It's interesting to listen to the words we use when describing how we feel about things. Expressions like "Going for the throat" and "My boss is a pain in the neck" are spoken allegorically. But are they really just metaphors, or is there some truth to it ... literally speaking.
Your Emotional Highway
There are many reasons that the muscles in the back of the neck can tighten, not the least of which involves your physical posture. How we sit while driving or while working at the computer, or how you sleep play a key role in back and neck strain. Many who develop 'head forward' posture are completely unaware of what's happening to them unntil the problem becomes obvious, and difficult to correct.
Did you know that the average human head ways between 10 and 12 pounds? And that for every inch the head is forward, it gains ten-pounds (relatively speaking) in weight, so that, if your head is pitched just two-inches forward, your neck muscles must now hold up the equivalent of a 30 to 32 lb. weight? That would certainly explain whay our necks are so tired by the end of the day.
But there is more that effects the neck than the physical forces of nature (posture, gravity, old or recent injuries, etc). There are these things called emotions that have a profound affect on our physiology.
Elusive, hard to track and stealth like, emotions can not be filmed, measured, or quantified. But oh! what an impact they have on your being, and especially the neck.
Traditional Chinese Medicine (TCM), which focuses on Qi Meridians, and equates these meridians with various emotions, shows the back of the neck as being the only place on the body where ALL the meridians pass through at once. This would make the back of our necks a super-highway, of sorts, of our emotions. Is it any wonder that when we start to feel afraid the hair on the back of necks 'stands-up'?
"What a Pain in the Splenius Cervicus!"
You see, muscles have several jobs to do. They provide mobility, yes ... and, by contraction and relaxation help regulate body temperature ... but wait! There's more!! Muscles provide protection.
Let's say my good friend of many years, having buddied with me since grade-school, and having earned my trust since childhood ... decides to sucker punch me. (It's a guy thing ...) If I see it coming, what will I instinctively do? Yup... I will immediately tighten my stomach muscles (rectus abdominus and the obliques) because tightened muscles are like armor. In fact, when we 'brace for impact', its our muscles (and fascia?) that contract to keep us safe.
The problem is, our body doesn't know the difference betwen a real threat (i.e. someone waving a club at you) and a perceived threat (i.e. being afraid that someone may wave a club at you for coming home to late after staying out all night with 'the boys' ... for instance ... just sayin' ...) Anyway, I digress ...
The fact is, what we think about something translates into what we feel about it. And what we feel about it translates into our physiology (as posture or some other reaction). So if I believe I'm being attacked at the office via corporate politics, the back of my neck is going to tighten up just as if it were guarding me from a central park mugger.

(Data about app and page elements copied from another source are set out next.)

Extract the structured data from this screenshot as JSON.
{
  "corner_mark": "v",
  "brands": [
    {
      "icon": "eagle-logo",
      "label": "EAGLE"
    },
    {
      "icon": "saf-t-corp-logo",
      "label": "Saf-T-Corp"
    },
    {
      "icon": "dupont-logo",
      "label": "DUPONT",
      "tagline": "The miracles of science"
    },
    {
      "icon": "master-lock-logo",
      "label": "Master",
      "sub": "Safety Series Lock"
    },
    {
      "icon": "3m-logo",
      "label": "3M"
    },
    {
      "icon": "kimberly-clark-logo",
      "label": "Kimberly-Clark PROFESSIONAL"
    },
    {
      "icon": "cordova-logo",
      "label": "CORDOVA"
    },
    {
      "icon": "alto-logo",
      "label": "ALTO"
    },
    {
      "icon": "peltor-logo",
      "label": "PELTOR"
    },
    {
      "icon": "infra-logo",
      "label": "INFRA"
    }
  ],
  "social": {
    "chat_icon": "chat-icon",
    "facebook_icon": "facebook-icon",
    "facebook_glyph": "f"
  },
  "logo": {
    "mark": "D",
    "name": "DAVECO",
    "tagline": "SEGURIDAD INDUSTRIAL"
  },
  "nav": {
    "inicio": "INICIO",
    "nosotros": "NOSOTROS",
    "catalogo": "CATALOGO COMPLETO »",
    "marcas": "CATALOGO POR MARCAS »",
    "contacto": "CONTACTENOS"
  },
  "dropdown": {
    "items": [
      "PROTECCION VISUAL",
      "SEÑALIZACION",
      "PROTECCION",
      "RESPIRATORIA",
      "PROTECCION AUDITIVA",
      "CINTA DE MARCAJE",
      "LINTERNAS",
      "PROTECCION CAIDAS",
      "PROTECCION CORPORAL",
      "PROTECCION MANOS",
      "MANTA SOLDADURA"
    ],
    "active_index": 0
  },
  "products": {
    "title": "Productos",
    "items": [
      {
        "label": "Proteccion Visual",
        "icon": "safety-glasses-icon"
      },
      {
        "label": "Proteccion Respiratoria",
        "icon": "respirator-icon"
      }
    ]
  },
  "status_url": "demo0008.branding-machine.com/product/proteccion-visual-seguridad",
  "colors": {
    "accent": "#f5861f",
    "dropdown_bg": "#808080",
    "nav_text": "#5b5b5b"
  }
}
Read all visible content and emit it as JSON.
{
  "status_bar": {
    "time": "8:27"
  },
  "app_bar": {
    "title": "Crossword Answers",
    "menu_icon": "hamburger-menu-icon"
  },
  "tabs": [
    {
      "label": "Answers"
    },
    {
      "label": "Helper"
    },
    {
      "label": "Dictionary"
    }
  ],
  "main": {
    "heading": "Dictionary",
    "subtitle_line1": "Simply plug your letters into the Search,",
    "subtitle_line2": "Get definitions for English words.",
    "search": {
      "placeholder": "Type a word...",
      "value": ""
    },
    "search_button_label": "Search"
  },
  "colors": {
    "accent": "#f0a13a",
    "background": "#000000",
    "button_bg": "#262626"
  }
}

But Fear Not, For Help is on the Way!
Fortunately, whether the back of the neck is tight from a muscle spasm that's guarding an injury, or tight from fear, worry and other types of stress ... the solution is the same! In fact, people do it to themselves all the time, just not as effectively.
When your neck is tight, and its making you tired and starting to actually cause a head-ache, what do you instinctively do? That's right ... you reach around with your hand and start to self massage the muscles that run from your shoulders to the base of your skull. And why do you do that? Because your body is telling you that it wants those muscles to relax. To stand dowm.To open up and 'breathe a little'.
Now imagine, instead of self-massaging your neck while sitting there at work, you are, instead, relaxing on a heated massage table while someone else does the work of getting your muscles to relax. It's not really much of a comparison, is it?
I do a lot of thirty minute sessions with my clients, where I focus soley on the muscles of the neck, shoulders and upper back. If it's a postural problem, we'll discuss it. If it's caused by emotional stress, I'll leave it up to you whether or not you want to share what's going on. But either way, getting those muscles to 'unclamp' is the first step towards clarity of thought and getting a good night's sleep!
I have a pain behind my ears
Its been there days, its been there years
From wrong sized pillows, and life long fears
I have a pain behind my ears!
I have a pain all down my neck
because I am a nervous wreck
My anger I've not kept in check
and so I have pain down my neck!
I have a problem with my shoulder
and a knot just like a boulder
I fear the worse for getting older
I have this problem with my shoulder!
I have a head-ache pounding strong
which tells me something must be wrong
the slightest sound rings like a gong
I have a head ache, pounding strong!
-Wm. M. Bryan
Dear Reader: Don't suffer needlessly. Call to schedule an appointment.